### Records to use
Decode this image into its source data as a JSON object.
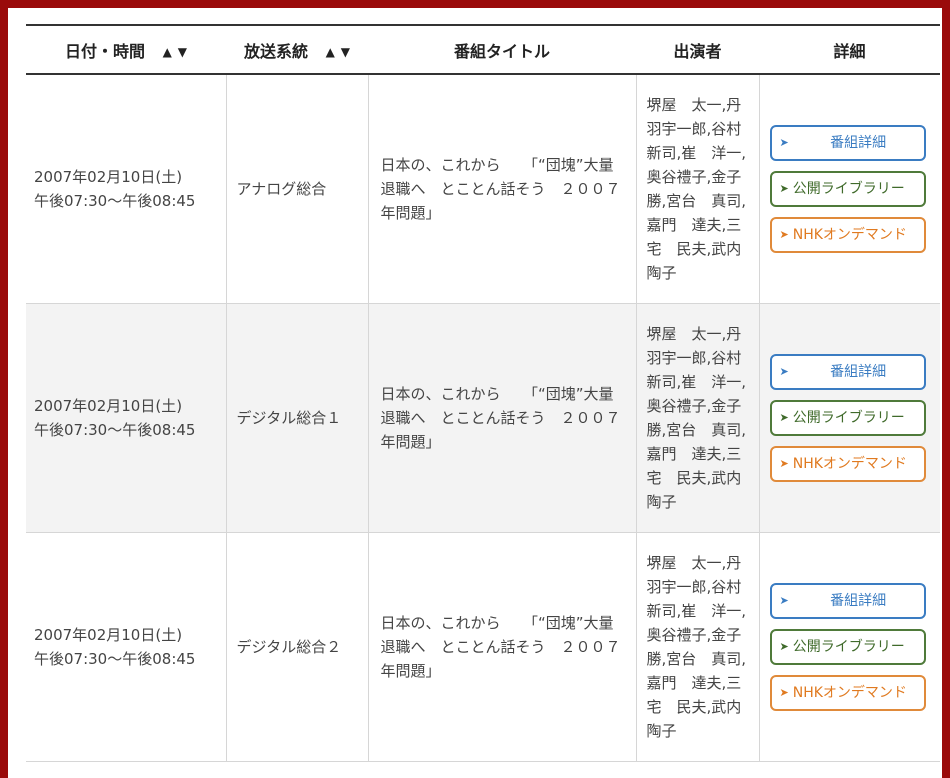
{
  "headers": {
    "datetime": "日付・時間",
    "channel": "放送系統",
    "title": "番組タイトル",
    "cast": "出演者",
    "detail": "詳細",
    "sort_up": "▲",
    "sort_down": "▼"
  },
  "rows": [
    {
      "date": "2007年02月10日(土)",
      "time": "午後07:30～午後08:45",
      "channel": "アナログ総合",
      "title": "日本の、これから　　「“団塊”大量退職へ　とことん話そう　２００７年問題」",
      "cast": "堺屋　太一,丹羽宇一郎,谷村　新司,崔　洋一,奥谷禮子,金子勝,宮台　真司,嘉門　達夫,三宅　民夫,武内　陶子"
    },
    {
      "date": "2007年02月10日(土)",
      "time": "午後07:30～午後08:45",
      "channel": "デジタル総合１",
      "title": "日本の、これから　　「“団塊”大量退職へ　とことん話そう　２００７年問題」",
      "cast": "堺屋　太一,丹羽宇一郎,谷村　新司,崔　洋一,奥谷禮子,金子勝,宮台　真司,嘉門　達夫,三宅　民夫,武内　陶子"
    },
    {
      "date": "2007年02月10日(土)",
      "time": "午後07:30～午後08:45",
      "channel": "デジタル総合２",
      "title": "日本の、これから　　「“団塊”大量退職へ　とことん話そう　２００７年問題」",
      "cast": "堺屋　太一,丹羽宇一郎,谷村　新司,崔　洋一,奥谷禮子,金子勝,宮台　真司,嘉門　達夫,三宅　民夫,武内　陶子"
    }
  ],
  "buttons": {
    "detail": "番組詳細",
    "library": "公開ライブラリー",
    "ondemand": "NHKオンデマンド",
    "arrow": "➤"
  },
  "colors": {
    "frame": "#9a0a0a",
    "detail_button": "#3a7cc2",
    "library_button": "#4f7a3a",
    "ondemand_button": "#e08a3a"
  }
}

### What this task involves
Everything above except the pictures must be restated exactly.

### Reply to the task
Decode this image into its source data as a JSON object.
{
  "headers": {
    "datetime": "日付・時間",
    "channel": "放送系統",
    "title": "番組タイトル",
    "cast": "出演者",
    "detail": "詳細",
    "sort_up": "▲",
    "sort_down": "▼"
  },
  "rows": [
    {
      "date": "2007年02月10日(土)",
      "time": "午後07:30～午後08:45",
      "channel": "アナログ総合",
      "title": "日本の、これから　　「“団塊”大量退職へ　とことん話そう　２００７年問題」",
      "cast": "堺屋　太一,丹羽宇一郎,谷村　新司,崔　洋一,奥谷禮子,金子勝,宮台　真司,嘉門　達夫,三宅　民夫,武内　陶子"
    },
    {
      "date": "2007年02月10日(土)",
      "time": "午後07:30～午後08:45",
      "channel": "デジタル総合１",
      "title": "日本の、これから　　「“団塊”大量退職へ　とことん話そう　２００７年問題」",
      "cast": "堺屋　太一,丹羽宇一郎,谷村　新司,崔　洋一,奥谷禮子,金子勝,宮台　真司,嘉門　達夫,三宅　民夫,武内　陶子"
    },
    {
      "date": "2007年02月10日(土)",
      "time": "午後07:30～午後08:45",
      "channel": "デジタル総合２",
      "title": "日本の、これから　　「“団塊”大量退職へ　とことん話そう　２００７年問題」",
      "cast": "堺屋　太一,丹羽宇一郎,谷村　新司,崔　洋一,奥谷禮子,金子勝,宮台　真司,嘉門　達夫,三宅　民夫,武内　陶子"
    }
  ],
  "buttons": {
    "detail": "番組詳細",
    "library": "公開ライブラリー",
    "ondemand": "NHKオンデマンド",
    "arrow": "➤"
  },
  "colors": {
    "frame": "#9a0a0a",
    "detail_button": "#3a7cc2",
    "library_button": "#4f7a3a",
    "ondemand_button": "#e08a3a"
  }
}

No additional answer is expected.